◆ Task details ◆
Your response should consist solely of the records, written out exactly.

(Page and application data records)
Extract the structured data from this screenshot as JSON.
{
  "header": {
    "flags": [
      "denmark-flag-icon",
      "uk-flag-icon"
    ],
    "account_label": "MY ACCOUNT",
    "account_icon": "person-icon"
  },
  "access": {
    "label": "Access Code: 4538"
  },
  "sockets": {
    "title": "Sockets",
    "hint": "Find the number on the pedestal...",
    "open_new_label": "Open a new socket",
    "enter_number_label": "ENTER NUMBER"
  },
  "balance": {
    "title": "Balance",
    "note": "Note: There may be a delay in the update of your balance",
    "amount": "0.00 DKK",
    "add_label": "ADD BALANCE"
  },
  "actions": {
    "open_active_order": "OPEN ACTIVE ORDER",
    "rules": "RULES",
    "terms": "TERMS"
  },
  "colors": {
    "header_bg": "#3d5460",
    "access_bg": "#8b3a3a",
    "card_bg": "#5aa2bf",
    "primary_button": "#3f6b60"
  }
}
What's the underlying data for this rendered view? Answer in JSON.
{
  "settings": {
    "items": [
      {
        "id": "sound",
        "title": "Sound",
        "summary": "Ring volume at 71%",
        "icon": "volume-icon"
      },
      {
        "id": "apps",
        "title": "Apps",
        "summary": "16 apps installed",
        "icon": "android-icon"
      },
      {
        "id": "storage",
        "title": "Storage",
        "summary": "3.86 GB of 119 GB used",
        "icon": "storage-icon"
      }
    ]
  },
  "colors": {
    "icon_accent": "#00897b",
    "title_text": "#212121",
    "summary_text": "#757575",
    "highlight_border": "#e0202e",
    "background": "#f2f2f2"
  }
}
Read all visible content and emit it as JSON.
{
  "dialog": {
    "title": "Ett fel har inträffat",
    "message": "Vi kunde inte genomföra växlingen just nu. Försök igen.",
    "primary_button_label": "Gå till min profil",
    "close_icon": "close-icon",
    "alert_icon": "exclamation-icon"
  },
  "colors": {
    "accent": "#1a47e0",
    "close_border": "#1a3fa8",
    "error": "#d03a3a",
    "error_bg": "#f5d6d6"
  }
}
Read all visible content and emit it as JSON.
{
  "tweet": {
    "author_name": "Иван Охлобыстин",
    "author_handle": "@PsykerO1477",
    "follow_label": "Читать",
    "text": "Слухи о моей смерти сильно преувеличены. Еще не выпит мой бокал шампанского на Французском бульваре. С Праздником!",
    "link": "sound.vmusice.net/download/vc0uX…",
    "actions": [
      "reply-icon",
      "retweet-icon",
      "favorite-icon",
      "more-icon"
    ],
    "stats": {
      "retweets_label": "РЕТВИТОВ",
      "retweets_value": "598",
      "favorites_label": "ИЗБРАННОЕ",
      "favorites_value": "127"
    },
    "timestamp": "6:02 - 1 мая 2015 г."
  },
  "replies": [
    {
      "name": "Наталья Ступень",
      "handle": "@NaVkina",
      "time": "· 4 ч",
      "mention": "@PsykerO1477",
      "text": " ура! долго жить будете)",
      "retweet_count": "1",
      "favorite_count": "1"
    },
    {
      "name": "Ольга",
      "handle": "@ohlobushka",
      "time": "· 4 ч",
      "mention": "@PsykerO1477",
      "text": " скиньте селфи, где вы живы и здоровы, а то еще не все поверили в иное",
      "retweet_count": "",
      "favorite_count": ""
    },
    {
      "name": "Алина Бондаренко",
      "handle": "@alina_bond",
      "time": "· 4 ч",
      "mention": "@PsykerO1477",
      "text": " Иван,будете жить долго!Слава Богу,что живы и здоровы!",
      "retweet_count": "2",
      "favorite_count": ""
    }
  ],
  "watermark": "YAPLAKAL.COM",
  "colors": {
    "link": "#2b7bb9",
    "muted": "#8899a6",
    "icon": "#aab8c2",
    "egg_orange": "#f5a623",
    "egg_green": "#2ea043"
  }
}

◆ Answer below ◆
Extract the structured data from this screenshot as JSON.
{
  "header": {
    "flags": [
      "denmark-flag-icon",
      "uk-flag-icon"
    ],
    "account_label": "MY ACCOUNT",
    "account_icon": "person-icon"
  },
  "access": {
    "label": "Access Code: 4538"
  },
  "sockets": {
    "title": "Sockets",
    "hint": "Find the number on the pedestal...",
    "open_new_label": "Open a new socket",
    "enter_number_label": "ENTER NUMBER"
  },
  "balance": {
    "title": "Balance",
    "note": "Note: There may be a delay in the update of your balance",
    "amount": "0.00 DKK",
    "add_label": "ADD BALANCE"
  },
  "actions": {
    "open_active_order": "OPEN ACTIVE ORDER",
    "rules": "RULES",
    "terms": "TERMS"
  },
  "colors": {
    "header_bg": "#3d5460",
    "access_bg": "#8b3a3a",
    "card_bg": "#5aa2bf",
    "primary_button": "#3f6b60"
  }
}
What's the underlying data for this rendered view? Answer in JSON.
{
  "settings": {
    "items": [
      {
        "id": "sound",
        "title": "Sound",
        "summary": "Ring volume at 71%",
        "icon": "volume-icon"
      },
      {
        "id": "apps",
        "title": "Apps",
        "summary": "16 apps installed",
        "icon": "android-icon"
      },
      {
        "id": "storage",
        "title": "Storage",
        "summary": "3.86 GB of 119 GB used",
        "icon": "storage-icon"
      }
    ]
  },
  "colors": {
    "icon_accent": "#00897b",
    "title_text": "#212121",
    "summary_text": "#757575",
    "highlight_border": "#e0202e",
    "background": "#f2f2f2"
  }
}
Read all visible content and emit it as JSON.
{
  "dialog": {
    "title": "Ett fel har inträffat",
    "message": "Vi kunde inte genomföra växlingen just nu. Försök igen.",
    "primary_button_label": "Gå till min profil",
    "close_icon": "close-icon",
    "alert_icon": "exclamation-icon"
  },
  "colors": {
    "accent": "#1a47e0",
    "close_border": "#1a3fa8",
    "error": "#d03a3a",
    "error_bg": "#f5d6d6"
  }
}
Read all visible content and emit it as JSON.
{
  "tweet": {
    "author_name": "Иван Охлобыстин",
    "author_handle": "@PsykerO1477",
    "follow_label": "Читать",
    "text": "Слухи о моей смерти сильно преувеличены. Еще не выпит мой бокал шампанского на Французском бульваре. С Праздником!",
    "link": "sound.vmusice.net/download/vc0uX…",
    "actions": [
      "reply-icon",
      "retweet-icon",
      "favorite-icon",
      "more-icon"
    ],
    "stats": {
      "retweets_label": "РЕТВИТОВ",
      "retweets_value": "598",
      "favorites_label": "ИЗБРАННОЕ",
      "favorites_value": "127"
    },
    "timestamp": "6:02 - 1 мая 2015 г."
  },
  "replies": [
    {
      "name": "Наталья Ступень",
      "handle": "@NaVkina",
      "time": "· 4 ч",
      "mention": "@PsykerO1477",
      "text": " ура! долго жить будете)",
      "retweet_count": "1",
      "favorite_count": "1"
    },
    {
      "name": "Ольга",
      "handle": "@ohlobushka",
      "time": "· 4 ч",
      "mention": "@PsykerO1477",
      "text": " скиньте селфи, где вы живы и здоровы, а то еще не все поверили в иное",
      "retweet_count": "",
      "favorite_count": ""
    },
    {
      "name": "Алина Бондаренко",
      "handle": "@alina_bond",
      "time": "· 4 ч",
      "mention": "@PsykerO1477",
      "text": " Иван,будете жить долго!Слава Богу,что живы и здоровы!",
      "retweet_count": "2",
      "favorite_count": ""
    }
  ],
  "watermark": "YAPLAKAL.COM",
  "colors": {
    "link": "#2b7bb9",
    "muted": "#8899a6",
    "icon": "#aab8c2",
    "egg_orange": "#f5a623",
    "egg_green": "#2ea043"
  }
}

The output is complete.